The right to due process limits an award of punitive damages to, oh, about 10 times the amount of actual damages. State Farm Mut. Auto. Ins. Co. v. Campbell, 538 U.S. 408 (2003).
Does the same 10x cap apply to a verdict falling within a range that Congress set by statute?
No, it doesn't, the First Circuit held today.
The ruling came in a copyright infringement case against Joel Tenenbaum, a serial willful down-loader of music files. Tenenbaum mounted a "fair use" defense. It fell flat. How flat? So flat that a tech blogger blasted the lawyers for "their dreadful handling of the case."

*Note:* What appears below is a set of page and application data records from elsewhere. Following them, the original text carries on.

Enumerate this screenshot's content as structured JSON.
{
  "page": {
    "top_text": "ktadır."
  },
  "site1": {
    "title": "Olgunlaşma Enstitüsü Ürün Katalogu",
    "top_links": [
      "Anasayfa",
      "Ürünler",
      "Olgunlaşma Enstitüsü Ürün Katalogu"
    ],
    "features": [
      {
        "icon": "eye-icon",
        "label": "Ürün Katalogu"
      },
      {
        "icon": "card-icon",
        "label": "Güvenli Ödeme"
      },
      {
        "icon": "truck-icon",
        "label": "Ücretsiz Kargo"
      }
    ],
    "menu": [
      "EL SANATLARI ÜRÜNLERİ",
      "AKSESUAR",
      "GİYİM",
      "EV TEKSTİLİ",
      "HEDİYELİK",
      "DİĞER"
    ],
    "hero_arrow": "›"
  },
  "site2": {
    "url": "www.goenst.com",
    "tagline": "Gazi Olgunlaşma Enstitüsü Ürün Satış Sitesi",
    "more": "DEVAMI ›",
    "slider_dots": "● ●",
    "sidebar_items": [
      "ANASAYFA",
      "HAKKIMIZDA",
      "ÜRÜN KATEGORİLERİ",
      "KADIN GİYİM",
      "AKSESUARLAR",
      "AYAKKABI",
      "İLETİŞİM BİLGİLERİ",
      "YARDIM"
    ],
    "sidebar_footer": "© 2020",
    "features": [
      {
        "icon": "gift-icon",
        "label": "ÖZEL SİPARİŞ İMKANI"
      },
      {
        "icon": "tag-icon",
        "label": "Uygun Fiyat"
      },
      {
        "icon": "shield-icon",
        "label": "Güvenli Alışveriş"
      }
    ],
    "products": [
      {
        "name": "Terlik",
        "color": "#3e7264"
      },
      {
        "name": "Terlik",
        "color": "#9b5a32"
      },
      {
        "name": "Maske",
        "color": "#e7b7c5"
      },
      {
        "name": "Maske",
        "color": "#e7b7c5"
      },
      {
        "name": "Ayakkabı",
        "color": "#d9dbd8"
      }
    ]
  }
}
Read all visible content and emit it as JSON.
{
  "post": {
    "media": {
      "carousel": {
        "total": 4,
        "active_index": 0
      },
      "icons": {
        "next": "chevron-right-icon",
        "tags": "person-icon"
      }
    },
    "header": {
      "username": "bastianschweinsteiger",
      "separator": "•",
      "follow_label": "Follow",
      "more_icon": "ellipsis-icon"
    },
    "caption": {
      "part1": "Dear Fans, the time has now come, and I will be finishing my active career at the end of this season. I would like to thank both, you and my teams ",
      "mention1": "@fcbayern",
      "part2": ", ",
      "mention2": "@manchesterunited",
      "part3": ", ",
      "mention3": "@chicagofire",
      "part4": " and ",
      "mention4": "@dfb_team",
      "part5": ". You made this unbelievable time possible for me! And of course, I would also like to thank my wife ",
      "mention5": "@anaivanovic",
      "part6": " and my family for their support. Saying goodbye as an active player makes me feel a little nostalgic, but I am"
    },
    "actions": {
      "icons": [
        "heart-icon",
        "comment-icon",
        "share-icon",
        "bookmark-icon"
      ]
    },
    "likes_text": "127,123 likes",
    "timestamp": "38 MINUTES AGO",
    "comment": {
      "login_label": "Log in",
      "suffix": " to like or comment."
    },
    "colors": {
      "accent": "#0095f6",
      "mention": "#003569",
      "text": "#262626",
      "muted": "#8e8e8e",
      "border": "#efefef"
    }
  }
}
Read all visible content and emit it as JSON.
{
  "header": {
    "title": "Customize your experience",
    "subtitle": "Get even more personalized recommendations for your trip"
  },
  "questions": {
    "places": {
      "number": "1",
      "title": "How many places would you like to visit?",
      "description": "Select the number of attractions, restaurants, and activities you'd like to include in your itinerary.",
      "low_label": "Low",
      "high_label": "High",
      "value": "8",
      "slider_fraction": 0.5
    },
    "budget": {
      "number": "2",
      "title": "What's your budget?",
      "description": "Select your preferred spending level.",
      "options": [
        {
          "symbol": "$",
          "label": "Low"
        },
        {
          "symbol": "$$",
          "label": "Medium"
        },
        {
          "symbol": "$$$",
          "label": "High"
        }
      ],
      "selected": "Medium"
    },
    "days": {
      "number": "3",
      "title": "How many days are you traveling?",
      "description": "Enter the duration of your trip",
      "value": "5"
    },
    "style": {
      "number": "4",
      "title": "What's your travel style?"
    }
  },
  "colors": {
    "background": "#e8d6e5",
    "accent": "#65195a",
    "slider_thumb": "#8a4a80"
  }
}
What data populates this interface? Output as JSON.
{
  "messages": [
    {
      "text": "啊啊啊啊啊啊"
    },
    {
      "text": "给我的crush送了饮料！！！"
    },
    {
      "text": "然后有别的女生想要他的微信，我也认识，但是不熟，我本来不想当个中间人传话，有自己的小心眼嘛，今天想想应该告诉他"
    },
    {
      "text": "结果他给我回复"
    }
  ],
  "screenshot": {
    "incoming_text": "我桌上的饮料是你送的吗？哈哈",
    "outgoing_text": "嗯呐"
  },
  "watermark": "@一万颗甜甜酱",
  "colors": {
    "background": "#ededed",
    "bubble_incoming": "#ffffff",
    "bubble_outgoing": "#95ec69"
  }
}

So flat that the Boston jury hit Tenenbaum with $22,500 per offense — well within the $750 to $150,000 statutory range. The First Circuit "d[id] not hesitate" in holding that the $675,000 award for stealing 30 songs passed constitutional must (under the fifth and fourteenth amendments' due process clauses). Sony BMG Music Ent't v. Tenenbaum, No. 12-2146 (1st Cir. June 25, 2013).